Show every line in the material below in which the string "WwanSvc" appears.

Segment Open

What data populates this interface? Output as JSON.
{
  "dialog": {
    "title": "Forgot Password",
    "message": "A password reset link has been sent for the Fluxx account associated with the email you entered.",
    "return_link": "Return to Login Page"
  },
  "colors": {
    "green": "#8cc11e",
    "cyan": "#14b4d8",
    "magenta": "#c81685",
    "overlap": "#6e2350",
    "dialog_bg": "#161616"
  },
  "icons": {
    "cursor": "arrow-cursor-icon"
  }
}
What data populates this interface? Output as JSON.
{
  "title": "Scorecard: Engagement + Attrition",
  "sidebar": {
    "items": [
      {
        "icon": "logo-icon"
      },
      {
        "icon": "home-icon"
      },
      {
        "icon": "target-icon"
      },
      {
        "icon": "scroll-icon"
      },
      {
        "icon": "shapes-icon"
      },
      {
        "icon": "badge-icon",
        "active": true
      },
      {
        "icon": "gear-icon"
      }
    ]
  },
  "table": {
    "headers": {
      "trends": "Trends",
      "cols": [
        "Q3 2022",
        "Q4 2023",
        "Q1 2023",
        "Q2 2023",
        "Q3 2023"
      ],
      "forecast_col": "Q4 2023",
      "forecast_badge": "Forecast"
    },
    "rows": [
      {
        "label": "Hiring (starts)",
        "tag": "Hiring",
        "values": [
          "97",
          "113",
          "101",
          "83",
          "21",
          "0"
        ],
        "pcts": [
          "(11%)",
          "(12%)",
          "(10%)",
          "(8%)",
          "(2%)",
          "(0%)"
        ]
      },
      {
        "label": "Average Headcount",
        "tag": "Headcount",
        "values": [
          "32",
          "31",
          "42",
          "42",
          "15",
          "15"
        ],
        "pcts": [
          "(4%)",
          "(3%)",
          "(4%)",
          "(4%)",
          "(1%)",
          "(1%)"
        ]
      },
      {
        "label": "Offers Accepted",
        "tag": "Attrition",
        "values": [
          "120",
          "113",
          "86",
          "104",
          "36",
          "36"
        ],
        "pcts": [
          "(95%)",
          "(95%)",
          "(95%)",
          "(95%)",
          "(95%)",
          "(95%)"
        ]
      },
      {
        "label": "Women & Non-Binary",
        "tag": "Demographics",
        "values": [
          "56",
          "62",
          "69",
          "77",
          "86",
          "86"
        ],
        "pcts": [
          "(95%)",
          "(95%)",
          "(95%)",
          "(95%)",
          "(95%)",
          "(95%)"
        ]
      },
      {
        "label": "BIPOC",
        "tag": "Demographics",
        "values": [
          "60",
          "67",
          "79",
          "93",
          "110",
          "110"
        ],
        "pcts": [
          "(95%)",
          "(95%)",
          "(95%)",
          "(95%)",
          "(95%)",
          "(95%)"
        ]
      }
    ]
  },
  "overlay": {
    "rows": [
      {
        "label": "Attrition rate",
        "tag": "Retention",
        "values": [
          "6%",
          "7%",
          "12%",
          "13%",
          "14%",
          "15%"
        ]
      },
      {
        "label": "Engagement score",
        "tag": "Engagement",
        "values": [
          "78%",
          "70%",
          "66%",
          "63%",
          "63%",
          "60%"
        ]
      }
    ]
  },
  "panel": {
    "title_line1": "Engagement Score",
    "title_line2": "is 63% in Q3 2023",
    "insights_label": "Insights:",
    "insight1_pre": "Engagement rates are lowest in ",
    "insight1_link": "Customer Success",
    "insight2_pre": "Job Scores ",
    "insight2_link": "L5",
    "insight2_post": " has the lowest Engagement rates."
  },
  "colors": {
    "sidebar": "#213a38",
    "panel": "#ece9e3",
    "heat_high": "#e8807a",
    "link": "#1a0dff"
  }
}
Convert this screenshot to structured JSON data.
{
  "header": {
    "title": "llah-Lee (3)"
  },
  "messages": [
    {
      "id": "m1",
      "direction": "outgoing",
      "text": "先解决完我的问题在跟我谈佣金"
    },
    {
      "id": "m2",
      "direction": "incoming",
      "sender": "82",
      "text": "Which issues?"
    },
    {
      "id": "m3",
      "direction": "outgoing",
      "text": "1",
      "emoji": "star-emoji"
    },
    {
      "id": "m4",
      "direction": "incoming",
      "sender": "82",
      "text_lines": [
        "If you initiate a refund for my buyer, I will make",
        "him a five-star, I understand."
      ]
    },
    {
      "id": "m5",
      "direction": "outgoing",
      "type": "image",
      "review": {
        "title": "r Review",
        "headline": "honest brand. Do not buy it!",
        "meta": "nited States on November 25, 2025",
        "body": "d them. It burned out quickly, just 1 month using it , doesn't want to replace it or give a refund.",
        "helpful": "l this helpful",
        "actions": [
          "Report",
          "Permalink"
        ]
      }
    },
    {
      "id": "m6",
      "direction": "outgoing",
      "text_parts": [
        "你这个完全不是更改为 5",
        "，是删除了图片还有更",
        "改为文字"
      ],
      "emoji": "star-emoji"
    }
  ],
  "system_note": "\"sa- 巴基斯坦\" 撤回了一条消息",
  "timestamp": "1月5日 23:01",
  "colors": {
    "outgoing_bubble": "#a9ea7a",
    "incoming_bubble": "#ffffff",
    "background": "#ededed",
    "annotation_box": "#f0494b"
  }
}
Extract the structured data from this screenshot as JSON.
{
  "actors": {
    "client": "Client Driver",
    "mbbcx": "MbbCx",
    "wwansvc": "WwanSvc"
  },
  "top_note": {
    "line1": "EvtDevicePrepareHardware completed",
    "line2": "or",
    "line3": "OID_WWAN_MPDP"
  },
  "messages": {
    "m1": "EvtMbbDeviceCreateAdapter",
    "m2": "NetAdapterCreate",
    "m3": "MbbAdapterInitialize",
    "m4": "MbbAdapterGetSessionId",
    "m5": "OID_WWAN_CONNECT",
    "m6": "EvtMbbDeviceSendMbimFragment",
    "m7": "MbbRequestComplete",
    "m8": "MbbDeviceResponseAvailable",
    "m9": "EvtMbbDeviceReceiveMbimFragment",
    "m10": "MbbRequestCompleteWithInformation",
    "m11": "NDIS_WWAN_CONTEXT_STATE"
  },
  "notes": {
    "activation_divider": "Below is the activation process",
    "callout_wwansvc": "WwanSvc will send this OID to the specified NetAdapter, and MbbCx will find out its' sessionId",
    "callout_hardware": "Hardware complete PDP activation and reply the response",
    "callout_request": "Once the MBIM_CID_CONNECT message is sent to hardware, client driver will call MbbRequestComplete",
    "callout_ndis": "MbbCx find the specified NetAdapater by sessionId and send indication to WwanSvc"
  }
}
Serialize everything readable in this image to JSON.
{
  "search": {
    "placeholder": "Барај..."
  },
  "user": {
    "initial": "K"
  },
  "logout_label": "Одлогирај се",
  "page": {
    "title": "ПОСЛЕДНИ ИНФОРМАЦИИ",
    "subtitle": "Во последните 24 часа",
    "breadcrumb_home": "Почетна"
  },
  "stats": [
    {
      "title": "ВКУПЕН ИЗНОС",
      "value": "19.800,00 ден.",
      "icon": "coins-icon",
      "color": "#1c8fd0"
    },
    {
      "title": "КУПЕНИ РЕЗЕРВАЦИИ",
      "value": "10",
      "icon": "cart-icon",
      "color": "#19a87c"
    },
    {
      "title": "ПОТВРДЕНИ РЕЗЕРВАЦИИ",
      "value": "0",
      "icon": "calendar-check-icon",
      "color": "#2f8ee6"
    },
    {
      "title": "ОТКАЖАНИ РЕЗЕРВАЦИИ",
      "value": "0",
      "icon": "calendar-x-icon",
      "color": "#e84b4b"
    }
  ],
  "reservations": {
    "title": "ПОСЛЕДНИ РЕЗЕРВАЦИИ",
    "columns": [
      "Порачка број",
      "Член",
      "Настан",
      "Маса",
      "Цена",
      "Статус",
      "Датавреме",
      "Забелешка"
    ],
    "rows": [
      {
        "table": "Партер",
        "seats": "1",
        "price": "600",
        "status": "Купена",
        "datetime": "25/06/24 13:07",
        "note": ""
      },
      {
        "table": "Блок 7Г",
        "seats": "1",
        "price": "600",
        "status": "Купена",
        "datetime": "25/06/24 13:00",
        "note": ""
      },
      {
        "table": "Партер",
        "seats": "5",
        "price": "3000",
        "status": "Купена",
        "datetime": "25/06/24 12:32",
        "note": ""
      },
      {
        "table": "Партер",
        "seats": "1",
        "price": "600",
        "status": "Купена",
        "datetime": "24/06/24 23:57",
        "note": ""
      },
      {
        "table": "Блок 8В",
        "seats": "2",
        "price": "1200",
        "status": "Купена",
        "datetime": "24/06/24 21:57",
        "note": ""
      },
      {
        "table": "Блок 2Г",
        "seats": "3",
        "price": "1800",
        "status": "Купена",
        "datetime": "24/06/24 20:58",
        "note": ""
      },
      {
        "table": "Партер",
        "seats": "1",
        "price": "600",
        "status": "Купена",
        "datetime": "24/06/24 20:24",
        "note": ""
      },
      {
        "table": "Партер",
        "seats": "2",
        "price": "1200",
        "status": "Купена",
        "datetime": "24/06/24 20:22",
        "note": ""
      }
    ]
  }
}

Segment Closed

## Response
    "wwansvc": "WwanSvc"
    "callout_wwansvc": "WwanSvc will send this OID to the specified NetAdapter, and MbbCx will find out its' sessionId",
    "callout_ndis": "MbbCx find the specified NetAdapater by sessionId and send indication to WwanSvc"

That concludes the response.